Congress in the Archives will feature monthly staff posts on our blog. Today’s post comes from Jessie Kratz.
The Twelfth Amendment to the U.S. Constitution requires that after a presidential election the U.S. House of Representatives and the U.S. Senate meet to count the electoral votes. On February 12, 1913 the House and the Senate met in a joint session to count the votes from the 1912 presidential election. The major candidates in the election were the unpopular incumbent President William Howard Taft (Republican Party), former President Theodore Roosevelt (Progressive “Bull Moose Party”) and New Jersey Governor Woodrow Wilson (Democratic Party). Wilson handily defeated Taft and Roosevelt, winning 435 of the 531 available electoral votes. Wilson also won 42% of the popular vote, while his nearest challenger, Roosevelt, won just 27%. Eugene Debs, who had run on the Socialist ticket, won an impressive 6% of the popular vote but failed to receive a single electoral vote.
1912 Electoral Tally, 2/12/1913, SEN 62A-L1, Records of the U.S. Senate
Why do we have the Electoral College? Our Founding Fathers worried that even qualified citizens (generally white, male landowners) wouldn’t have the information necessary to make a truly informed decision.
So they decided to give the States the authority to appoint educated, well-read Electors to vote on behalf of their citizens. As the Constitution makes clear, the States elect the President and Vice-President, individuals don’t.
The Electoral College is managed by the Federal Register, part of the National Archives. You can learn more by visiting our website and watching our new video that explains how the votes actually get counted.
Image: Tally of the 1824 Electoral College Vote, 02/09/1825 (ARC 306207)
Tally of the 1824 Electoral College Vote, 2/9/1825, Records of the U.S. Senate (ARC 306207)
By the election of 1800, the nation’s first two parties were beginning to take shape.
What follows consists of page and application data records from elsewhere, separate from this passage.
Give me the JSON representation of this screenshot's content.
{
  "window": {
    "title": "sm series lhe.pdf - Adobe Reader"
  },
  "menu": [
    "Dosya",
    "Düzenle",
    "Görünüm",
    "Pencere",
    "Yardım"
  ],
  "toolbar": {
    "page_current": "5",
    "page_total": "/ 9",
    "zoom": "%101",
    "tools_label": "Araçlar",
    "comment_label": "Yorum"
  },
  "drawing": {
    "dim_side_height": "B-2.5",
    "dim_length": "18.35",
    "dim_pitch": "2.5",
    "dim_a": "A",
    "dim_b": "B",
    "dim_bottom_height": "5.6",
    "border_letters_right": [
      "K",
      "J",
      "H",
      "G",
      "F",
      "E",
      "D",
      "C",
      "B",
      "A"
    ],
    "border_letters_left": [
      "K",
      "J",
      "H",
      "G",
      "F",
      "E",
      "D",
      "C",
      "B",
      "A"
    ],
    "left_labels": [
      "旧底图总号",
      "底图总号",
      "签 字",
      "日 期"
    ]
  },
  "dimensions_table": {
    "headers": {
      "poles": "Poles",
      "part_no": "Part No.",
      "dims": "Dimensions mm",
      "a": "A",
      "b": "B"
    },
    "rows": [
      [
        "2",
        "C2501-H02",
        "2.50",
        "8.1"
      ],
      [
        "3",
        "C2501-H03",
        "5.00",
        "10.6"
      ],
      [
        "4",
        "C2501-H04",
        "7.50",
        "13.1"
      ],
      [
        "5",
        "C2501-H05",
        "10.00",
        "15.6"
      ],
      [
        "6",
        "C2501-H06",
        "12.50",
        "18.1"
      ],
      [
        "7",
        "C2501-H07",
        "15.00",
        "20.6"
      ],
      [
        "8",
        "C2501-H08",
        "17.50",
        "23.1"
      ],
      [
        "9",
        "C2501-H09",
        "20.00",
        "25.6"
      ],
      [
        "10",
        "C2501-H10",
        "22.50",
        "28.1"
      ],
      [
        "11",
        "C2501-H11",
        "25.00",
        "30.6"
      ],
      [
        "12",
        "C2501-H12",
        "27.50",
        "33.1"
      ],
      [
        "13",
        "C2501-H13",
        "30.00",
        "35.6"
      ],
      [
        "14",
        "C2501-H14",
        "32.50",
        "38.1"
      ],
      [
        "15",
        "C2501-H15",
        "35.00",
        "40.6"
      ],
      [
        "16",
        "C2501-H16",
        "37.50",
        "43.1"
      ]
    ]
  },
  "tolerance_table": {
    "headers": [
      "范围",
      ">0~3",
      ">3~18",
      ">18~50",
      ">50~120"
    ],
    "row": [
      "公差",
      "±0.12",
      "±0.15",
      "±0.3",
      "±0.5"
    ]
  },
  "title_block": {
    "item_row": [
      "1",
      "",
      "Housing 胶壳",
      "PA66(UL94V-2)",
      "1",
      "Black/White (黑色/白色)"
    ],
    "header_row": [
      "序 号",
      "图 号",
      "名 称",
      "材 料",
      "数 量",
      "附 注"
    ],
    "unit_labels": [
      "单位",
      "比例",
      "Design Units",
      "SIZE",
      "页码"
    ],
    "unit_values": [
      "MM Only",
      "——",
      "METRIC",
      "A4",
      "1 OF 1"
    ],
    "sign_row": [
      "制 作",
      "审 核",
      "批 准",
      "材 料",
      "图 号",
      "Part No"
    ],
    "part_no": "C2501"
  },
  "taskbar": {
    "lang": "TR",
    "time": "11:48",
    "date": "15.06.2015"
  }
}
The Presidential race was hotly contested between the Federalist President, John Adams, and the Democratic-Republican candidate, Thomas Jefferson. Because the Constitution did not distinguish between President and Vice-President in the votes cast by each state’s electors in the Electoral College, both Jefferson and his running mate Aaron Burr received 73 votes.
According to the Article II, Section 1 of the Constitution, if two candidates each received a majority of the electoral votes but are tied, the House of Representatives would determine which one would be President. Therefore, the decision rested with the lame duck, Federalist-controlled House of Representatives. Thirty-five ballots were cast over five days but neither candidate received a majority. Many Federalists saw Jefferson as their principal foe, whose election was to be avoided at all costs. But Alexander Hamilton, a well-respected Federalist party leader, hated Burr and advised Federalists in Congress that Jefferson was the safer choice. Finally, on February 17, 1801, on the thirty-sixth ballot, the House elected Thomas Jefferson to be President.
The tie vote between Jefferson and Burr in the 1801 Electoral College pointed out problems with the electoral system. The framers of the Constitution had not anticipated such a tie nor had they considered the possibility of the election of a President or Vice President from opposing factions - which had been the case in the 1796 election. In 1804, the passage of the 12th Amendment corrected these problems by providing for separate Electoral College votes for President and Vice President.
For more information about the Electoral College, please visit the Federal Register’s U.S. Electoral College webpage.
Electoral vote tally, 2/1/1801, Records of the U.S. Senate